How do you react to failure? Most of us feel embarrassed and defeated. It knocks the wind out of us and makes us want to hide away from the world for a while.
I’ve found that this reaction is going to occur regardless of your mindset. However, I’ve also found that my role models, those really good people, always do two things: 1) admit to this disappointment wholeheartedly without becoming overly emotional, and 2) seek out similar uncomfortable opportunities to strengthen their weak muscles. Experts in their fields recognize that mastery is a dynamic rather than static process. This becomes especially important when a field (like medicine) is constantly evolving.
Fewer people, however, like to hear about their weaknesses from another person. Over the years, I have come to accept that listening to criticisms, even those that are constructive, from others can be very challenging and necessitating pride-swallowing. However, it’s easier to be patient and eager to adapt to feedback when you place the comments you receive in the context of a greater pursuit, i.e. becoming a better physician so you can better take care of your patients, regardless of the other person’s intention for giving you criticisms.

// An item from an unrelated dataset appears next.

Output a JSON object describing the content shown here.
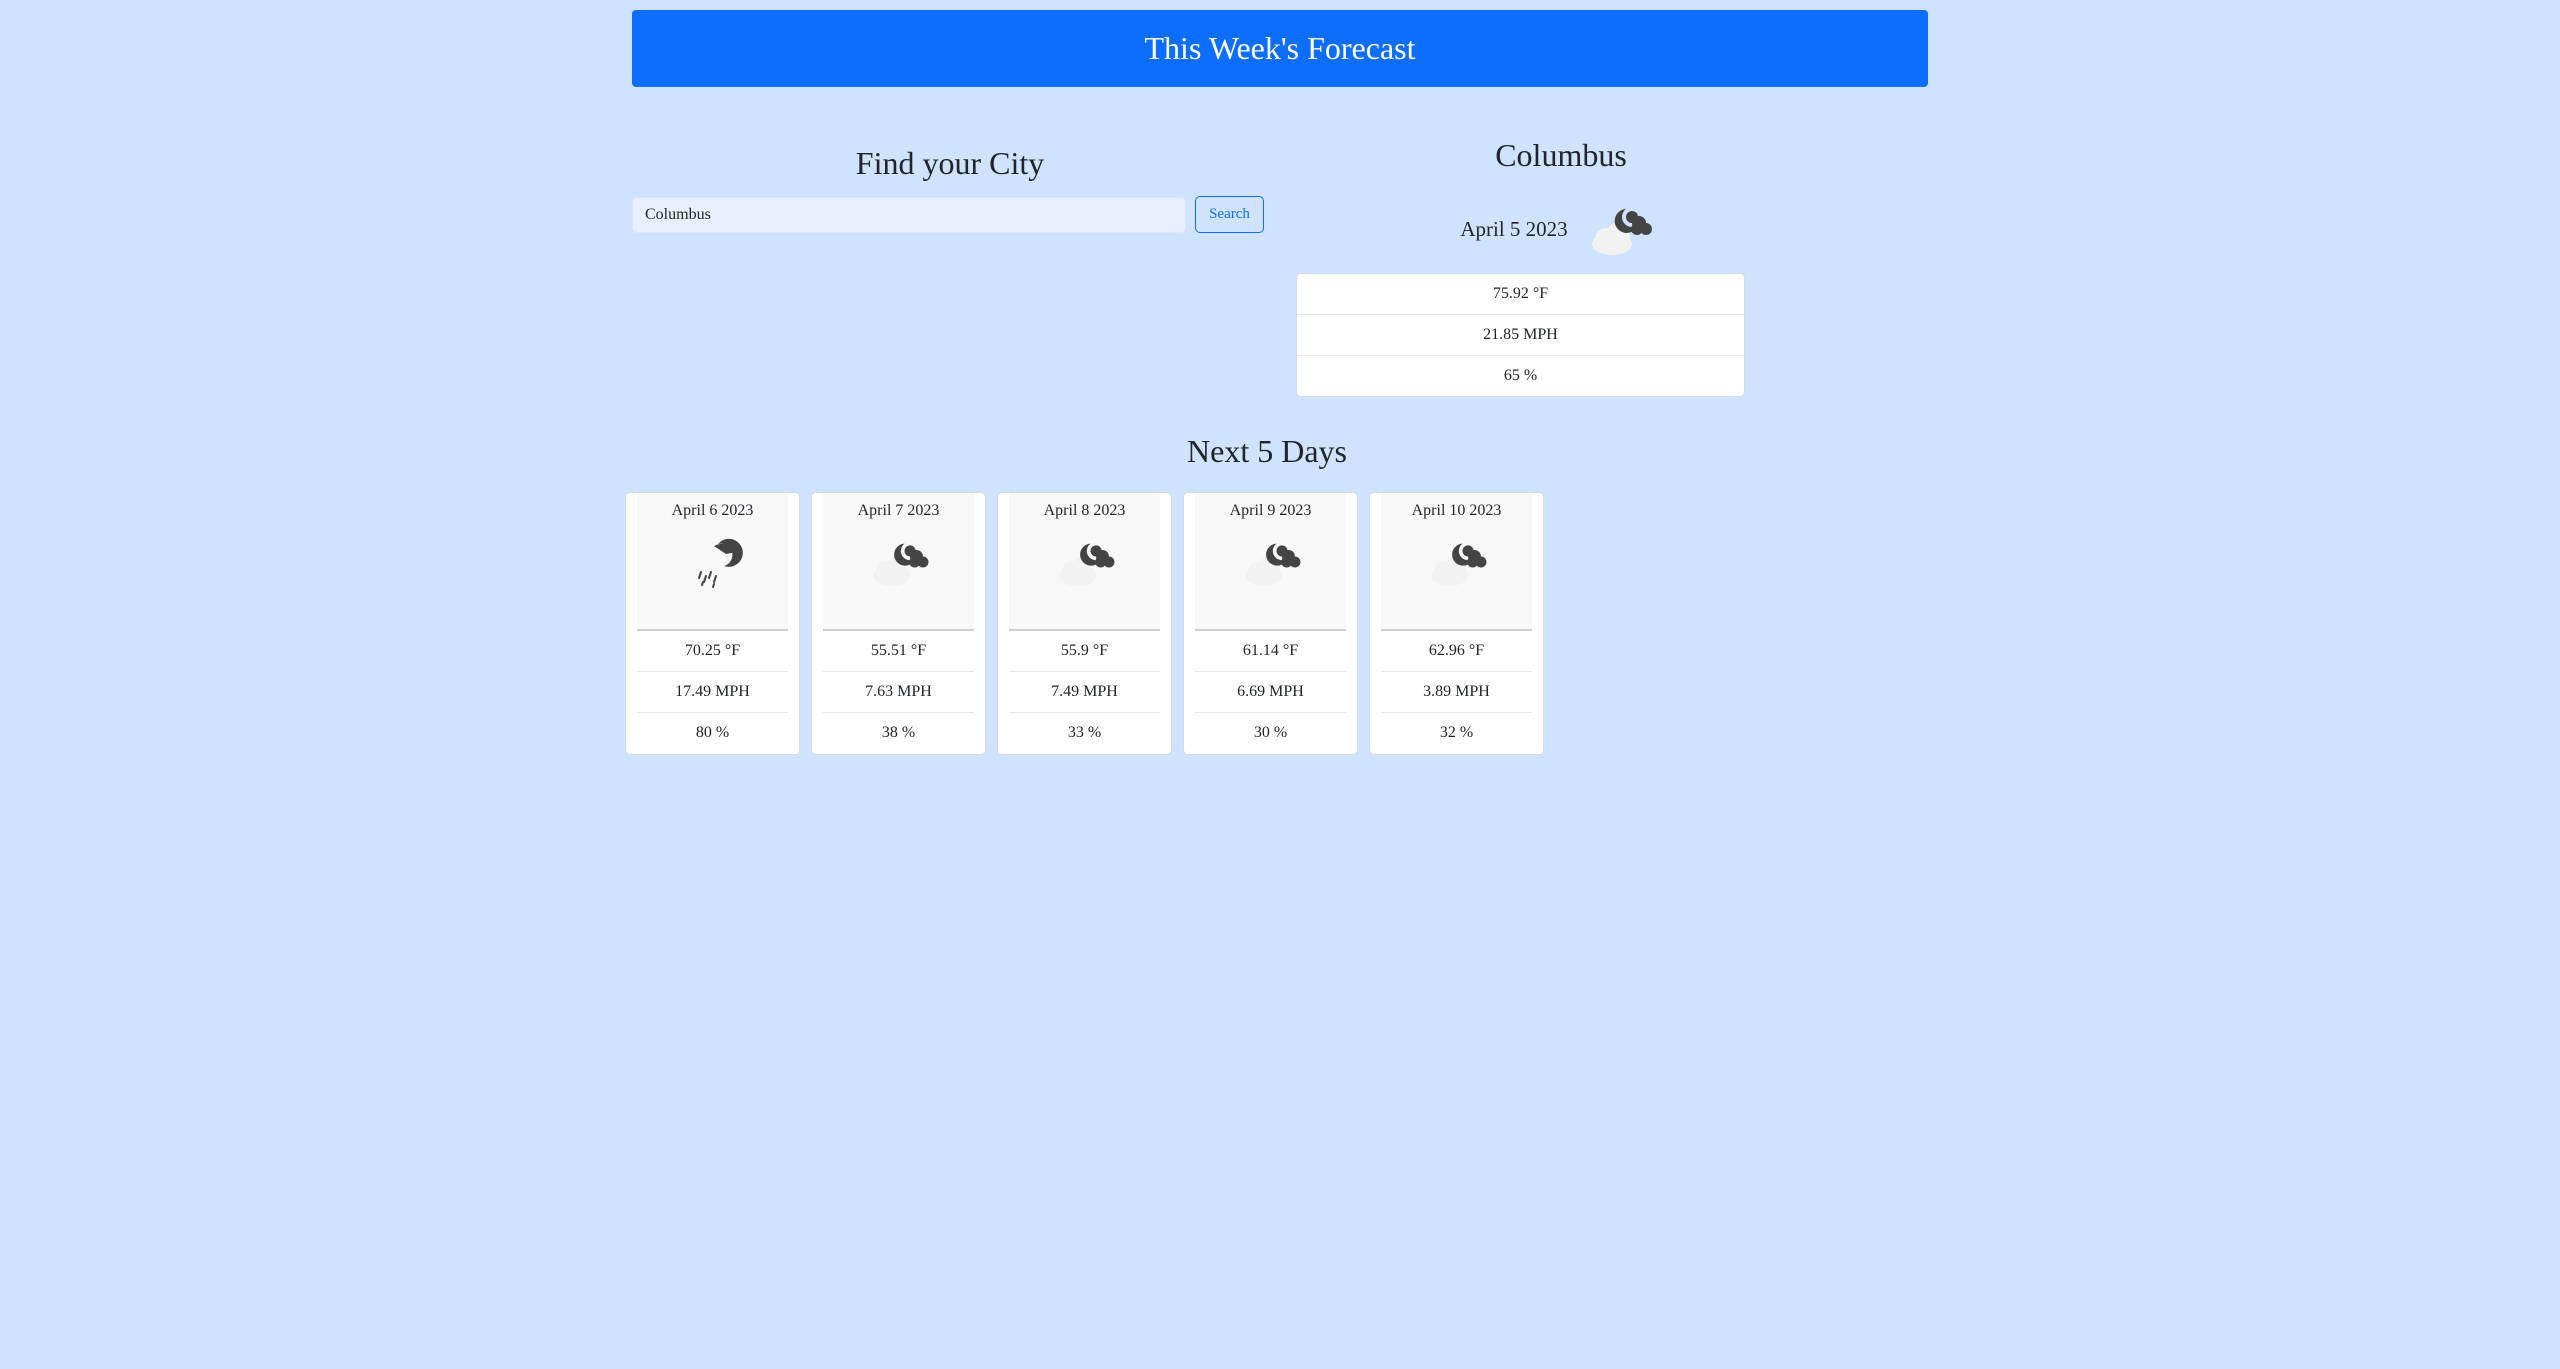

John and Ann Doerr made an extremely generous donation to Rice to found the Doerr Institute for New Leaders. How incredible of an opportunity to receive this same training as that which CEOs of Fortune 500 companies receive!

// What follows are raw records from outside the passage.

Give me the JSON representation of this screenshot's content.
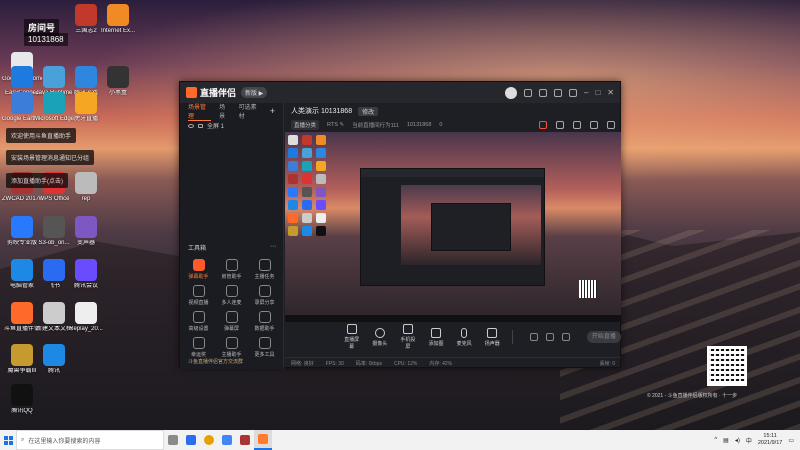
{
  "desktop": {
    "overlay_room": "房间号",
    "overlay_room_no": "10131868",
    "icons": [
      {
        "label": "Google Chrome",
        "color": "#e8e8e8"
      },
      {
        "label": "三国志2",
        "color": "#c0392b"
      },
      {
        "label": "Internet Ex...",
        "color": "#f08a24"
      },
      {
        "label": "EasyConnec",
        "color": "#1f7ae0"
      },
      {
        "label": "Java Runtime",
        "color": "#4aa0d8"
      },
      {
        "label": "腾讯游戏",
        "color": "#2e86de"
      },
      {
        "label": "小黑盒",
        "color": "#333"
      },
      {
        "label": "Google Earth Pro",
        "color": "#3b7dd8"
      },
      {
        "label": "Microsoft Edge",
        "color": "#1aa3b8"
      },
      {
        "label": "虎牙直播",
        "color": "#f5a623"
      },
      {
        "label": "ZWCAD 2017 建筑",
        "color": "#a33"
      },
      {
        "label": "WPS Office",
        "color": "#d33"
      },
      {
        "label": "rep",
        "color": "#bbb"
      },
      {
        "label": "剪映专业版",
        "color": "#2979ff"
      },
      {
        "label": "S3-ob_on...",
        "color": "#555"
      },
      {
        "label": "变声器",
        "color": "#7e57c2"
      },
      {
        "label": "电脑管家",
        "color": "#1e88e5"
      },
      {
        "label": "飞书",
        "color": "#2a6bf2"
      },
      {
        "label": "腾讯会议",
        "color": "#6a4cff"
      },
      {
        "label": "斗鱼直播伴侣",
        "color": "#ff6a2b"
      },
      {
        "label": "新建文本文档",
        "color": "#ccc"
      },
      {
        "label": "Replay_20...",
        "color": "#eee"
      },
      {
        "label": "魔兽争霸III",
        "color": "#c59b2f"
      },
      {
        "label": "腾讯",
        "color": "#1e88e5"
      },
      {
        "label": "腾讯QQ",
        "color": "#111"
      }
    ],
    "tips": [
      "欢迎使用斗鱼直播助手",
      "安装场景管理消息通知已分组",
      "添加直播助手(点击)"
    ],
    "copyright": "© 2021 - 斗鱼直播伴侣版权所有 · 十一步"
  },
  "app": {
    "brand": "直播伴侣",
    "version_badge": "新版 ▶",
    "left_tabs": [
      "场景管理",
      "场景",
      "可选素材"
    ],
    "scene_item": "全屏 1",
    "tools_title": "工具箱",
    "tools": [
      {
        "label": "弹幕助手",
        "hot": true
      },
      {
        "label": "房管助手",
        "hot": false
      },
      {
        "label": "主播任务",
        "hot": false
      },
      {
        "label": "视频直播",
        "hot": false
      },
      {
        "label": "多人连麦",
        "hot": false
      },
      {
        "label": "录屏分享",
        "hot": false
      },
      {
        "label": "高级设置",
        "hot": false
      },
      {
        "label": "弹幕屏",
        "hot": false
      },
      {
        "label": "数据助手",
        "hot": false
      },
      {
        "label": "幸运奖",
        "hot": false
      },
      {
        "label": "主播助手",
        "hot": false
      },
      {
        "label": "更多工具",
        "hot": false
      }
    ],
    "left_footer": "斗鱼直播伴侣官方交流群",
    "room_title": "人类演示 10131868",
    "room_badge": "修改",
    "sub_pill": "直播分类",
    "sub_rtc": "RTS ✎",
    "sub_info": "当前直播间行为111",
    "sub_room": "10131868",
    "sub_fans": "0",
    "controls": [
      "直播屏幕",
      "摄像头",
      "手机投屏",
      "添加图",
      "麦克风",
      "扬声器"
    ],
    "start_label": "开始直播",
    "status": [
      "网络: 良好",
      "FPS: 30",
      "码率: 0kbps",
      "CPU: 12%",
      "内存: 42%",
      "丢帧: 0"
    ]
  },
  "taskbar": {
    "search_placeholder": "在这里输入你要搜索的内容",
    "time": "15:11",
    "date": "2021/9/17",
    "apps": [
      "#8a8a8a",
      "#2b6cf0",
      "#e6a000",
      "#4285f4",
      "#a33",
      "#ff7a2b"
    ]
  }
}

My “coaching” experience officially began yesterday at my first session. With only one semester left at Rice, it is a privilege to take advantage of this course before crossing Main St. for my next chapter. My professional coach and I reviewed my emotional intelligence assessment, openly discussed areas in which I may approve, and established tangible goals all just by talking! I entered the session with an open mind, sat through the session with occasional laughter about my idiosyncrasies we discussed, and left the session motivated to tackle the tangibles within the next couple of days. It was cathartic without any venting, and productive without any embarrassment. Why don’t more people do this sort of thing!
Dr. Gawande discusses how coaching should more readily be exercised in surgical training and even throughout a career in surgery in The New Yorker (I told my coach to read this article so he could understand my future career field better, hehe). Some of my favorite quotes from the article are as follows:
“Expertise is thought to be not a static condition but one that doctors must build and sustain for themselves.” (especially when patient lives must always be of utmost concern)
“Good coaches know how to break down performance into its critical individual components.”
“For society, too, there are uncomfortable difficulties: we may not be ready to accept—or pay for—a cadre of people who identify the flaws in the professionals upon whom we rely, and yet hold in confidence what they see. Coaching done well may be the most effective intervention designed for human performance.”
I really encourage everyone to dig deeper for your inner humility, look to others for advice, and accept comments you receive with strength and grace. Although having a professional coach this semester is a fantastic opportunity to work with someone who has a lot of experience in corporate leadership and mentoring, I can really practice what I’m writing about with anyone else.